Medicines which have been used as a single medication or in combination to treat PONV or CINV belong to the groups of alkaloids, benzodiazepines, cannabinoids, corticosteroids, dopamine-antagonists, and serotonin-antagonists, also known as 5-HT₃ inhibitors. Dopamine-antagonists such as benzamides, phenothiazines and butyrophenones minimize the effect of dopamine at the D2-receptor in the trigger zone, thereby limiting emetic input to the vomiting centre.
5-HT₃ inhibitors are considered to be very effective antiemetics and constitute the single greatest advance in the management of nausea and vomiting in patients undergoing chemotherapy and radiation. Their mode of action is the selective blocking of the serotonin 5-HT3 receptor. Serotonin is released by cells in the small intestine when patients receive chemotherapy (and possibly in reaction to other events). The serotonin released acts on the vagus nerve to trigger nausea and vomiting. The medicines block receptors on the vagus nerve, thereby reducing and sometimes eliminating nausea and vomiting.
With the early blocking agents of 5-HT₃ receptors, the approach to preventing acute emesis (vomiting) was relatively short-lived. The newer 5-HT₃ inhibitors have a distinct advantage because, in addition to preventing acute nausea and vomiting, they also prevent delayed nausea and vomiting, which occurs during the two to ﬁve days after treatment. In postoperative patients who are suffering from nausea or vomiting, 5-HT₃ receptor antagonist have some effect on vomiting and less so on nausea.
Another new mechanism of action to avoid nausea and vomiting is the inhibition of human substance P/neurokinin 1 (NK1) receptors. The molecule is given in addition to medicines which interfere with serotonine (5-HT₃), dopamine, or corticosteroid receptors, the targets of existing therapies for chemotherapy-induced nausea and vomiting.
Agents approved for other indications are currently under investigation for the treatment and prevention of CINV. For example, a novel antipsychotic used to treat patients with schizophrenia has demonstrated potential as an antiemetic in a Phase 2 clinical study.
Other studies underway are focused on the actual timing of giving anti-nausea medicine, rather than on the medicine itself. Additionally, a number of nutritional and behavioural strategies may improve control of CINV in cancer patients.
The anti-emetic properties of cannabis and cannabinoids are being studied in patients suffering from nausea and vomiting following chemotherapy. A large body of knowledge has now been amassed in this context as a result of several Phase 3 clinical studies in cancer chemotherapy. The biochemical basis of this anti-emetic effect is still being explored, but it is known that cannabinoids inhibit the activity of 5-HT₃ receptors. Recent data also supports the anti-emetic properties of cannabidiol in animal tests. The combination of cannabidiol and tetrahydrocannabinol in cannabis extracts may well have additive or synergistic effects that deserve further investigation in clinical trials.
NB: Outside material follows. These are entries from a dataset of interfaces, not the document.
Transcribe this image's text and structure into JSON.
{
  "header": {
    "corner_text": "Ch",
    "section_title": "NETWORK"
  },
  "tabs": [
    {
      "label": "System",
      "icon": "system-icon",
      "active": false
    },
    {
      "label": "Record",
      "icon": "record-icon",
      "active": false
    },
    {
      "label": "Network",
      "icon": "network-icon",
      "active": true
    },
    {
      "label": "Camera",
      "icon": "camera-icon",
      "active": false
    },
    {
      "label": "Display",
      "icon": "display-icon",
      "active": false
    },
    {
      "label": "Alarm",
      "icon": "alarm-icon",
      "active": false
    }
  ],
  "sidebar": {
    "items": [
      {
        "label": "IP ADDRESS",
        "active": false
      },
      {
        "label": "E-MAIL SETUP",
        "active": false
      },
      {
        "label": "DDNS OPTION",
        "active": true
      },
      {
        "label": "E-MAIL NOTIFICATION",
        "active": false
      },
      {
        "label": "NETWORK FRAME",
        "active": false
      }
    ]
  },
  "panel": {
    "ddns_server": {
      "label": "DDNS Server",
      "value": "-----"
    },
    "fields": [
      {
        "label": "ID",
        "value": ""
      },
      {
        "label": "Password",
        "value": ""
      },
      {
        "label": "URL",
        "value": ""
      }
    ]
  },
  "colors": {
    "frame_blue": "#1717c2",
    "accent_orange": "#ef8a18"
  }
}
Research on new molecules to treat nausea and vomiting continues to move forward, so new therapies are likely to be available in the future. Despite the many medicines available, there is still no single compound that can claim to be the miracle remedy for this deceptively underestimated condition. Therapy with combinations of medicines having different modes of action could be an answer, since it is reasonable to suggest that administration of two or more compounds of different pharmacological classes should be more effective in inhibiting the complex emetic reflex.